> _Available records_
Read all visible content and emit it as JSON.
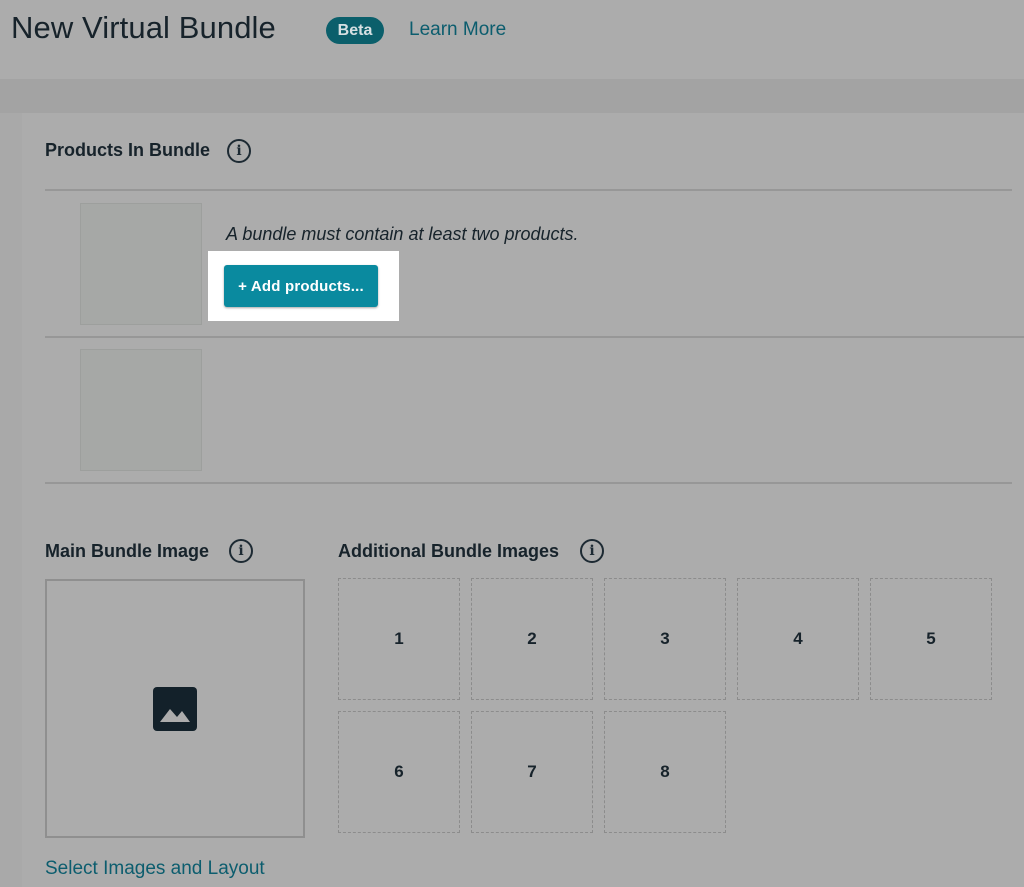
{
  "header": {
    "title": "New Virtual Bundle",
    "badge": "Beta",
    "learn_more": "Learn More"
  },
  "products_section": {
    "title": "Products In Bundle",
    "note": "A bundle must contain at least two products.",
    "add_button": "+ Add products..."
  },
  "images_section": {
    "main_title": "Main Bundle Image",
    "additional_title": "Additional Bundle Images",
    "main_icon": "image-icon",
    "slots": [
      "1",
      "2",
      "3",
      "4",
      "5",
      "6",
      "7",
      "8"
    ],
    "select_link": "Select Images and Layout"
  },
  "colors": {
    "accent": "#0a8a9f",
    "link": "#0c5d6e",
    "badge": "#0b5f6b",
    "overlay_bg": "#acacac"
  }
}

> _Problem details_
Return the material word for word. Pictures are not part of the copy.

> _Answer space_
Read all visible content and emit it as JSON.
{
  "header": {
    "title": "New Virtual Bundle",
    "badge": "Beta",
    "learn_more": "Learn More"
  },
  "products_section": {
    "title": "Products In Bundle",
    "note": "A bundle must contain at least two products.",
    "add_button": "+ Add products..."
  },
  "images_section": {
    "main_title": "Main Bundle Image",
    "additional_title": "Additional Bundle Images",
    "main_icon": "image-icon",
    "slots": [
      "1",
      "2",
      "3",
      "4",
      "5",
      "6",
      "7",
      "8"
    ],
    "select_link": "Select Images and Layout"
  },
  "colors": {
    "accent": "#0a8a9f",
    "link": "#0c5d6e",
    "badge": "#0b5f6b",
    "overlay_bg": "#acacac"
  }
}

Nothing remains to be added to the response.